## Directions for this task
Restate all the data word for word, leaving nothing out.

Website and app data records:
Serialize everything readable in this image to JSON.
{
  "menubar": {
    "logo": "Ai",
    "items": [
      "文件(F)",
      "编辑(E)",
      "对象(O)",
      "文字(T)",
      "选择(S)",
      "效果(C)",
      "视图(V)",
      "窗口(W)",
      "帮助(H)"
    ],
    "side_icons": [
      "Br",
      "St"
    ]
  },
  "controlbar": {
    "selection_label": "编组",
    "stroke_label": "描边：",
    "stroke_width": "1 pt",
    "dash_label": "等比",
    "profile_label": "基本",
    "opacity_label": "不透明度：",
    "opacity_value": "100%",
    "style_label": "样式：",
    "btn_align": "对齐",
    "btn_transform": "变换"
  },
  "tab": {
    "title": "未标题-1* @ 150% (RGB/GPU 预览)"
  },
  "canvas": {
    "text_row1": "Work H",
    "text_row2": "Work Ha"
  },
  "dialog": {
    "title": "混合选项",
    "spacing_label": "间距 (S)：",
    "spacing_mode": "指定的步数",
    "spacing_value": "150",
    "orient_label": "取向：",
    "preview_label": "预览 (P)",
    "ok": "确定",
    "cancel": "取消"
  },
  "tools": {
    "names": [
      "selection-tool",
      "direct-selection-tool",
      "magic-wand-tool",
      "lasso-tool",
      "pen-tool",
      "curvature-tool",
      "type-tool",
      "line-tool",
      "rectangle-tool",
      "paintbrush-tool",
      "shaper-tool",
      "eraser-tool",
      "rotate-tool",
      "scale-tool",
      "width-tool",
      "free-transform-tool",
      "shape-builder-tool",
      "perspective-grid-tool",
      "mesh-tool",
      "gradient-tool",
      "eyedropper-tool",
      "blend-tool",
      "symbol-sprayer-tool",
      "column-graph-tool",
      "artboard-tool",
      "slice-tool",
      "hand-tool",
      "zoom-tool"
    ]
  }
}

## Response to the exercise
Serialize everything readable in this image to JSON.
{
  "menubar": {
    "logo": "Ai",
    "items": [
      "文件(F)",
      "编辑(E)",
      "对象(O)",
      "文字(T)",
      "选择(S)",
      "效果(C)",
      "视图(V)",
      "窗口(W)",
      "帮助(H)"
    ],
    "side_icons": [
      "Br",
      "St"
    ]
  },
  "controlbar": {
    "selection_label": "编组",
    "stroke_label": "描边：",
    "stroke_width": "1 pt",
    "dash_label": "等比",
    "profile_label": "基本",
    "opacity_label": "不透明度：",
    "opacity_value": "100%",
    "style_label": "样式：",
    "btn_align": "对齐",
    "btn_transform": "变换"
  },
  "tab": {
    "title": "未标题-1* @ 150% (RGB/GPU 预览)"
  },
  "canvas": {
    "text_row1": "Work H",
    "text_row2": "Work Ha"
  },
  "dialog": {
    "title": "混合选项",
    "spacing_label": "间距 (S)：",
    "spacing_mode": "指定的步数",
    "spacing_value": "150",
    "orient_label": "取向：",
    "preview_label": "预览 (P)",
    "ok": "确定",
    "cancel": "取消"
  },
  "tools": {
    "names": [
      "selection-tool",
      "direct-selection-tool",
      "magic-wand-tool",
      "lasso-tool",
      "pen-tool",
      "curvature-tool",
      "type-tool",
      "line-tool",
      "rectangle-tool",
      "paintbrush-tool",
      "shaper-tool",
      "eraser-tool",
      "rotate-tool",
      "scale-tool",
      "width-tool",
      "free-transform-tool",
      "shape-builder-tool",
      "perspective-grid-tool",
      "mesh-tool",
      "gradient-tool",
      "eyedropper-tool",
      "blend-tool",
      "symbol-sprayer-tool",
      "column-graph-tool",
      "artboard-tool",
      "slice-tool",
      "hand-tool",
      "zoom-tool"
    ]
  }
}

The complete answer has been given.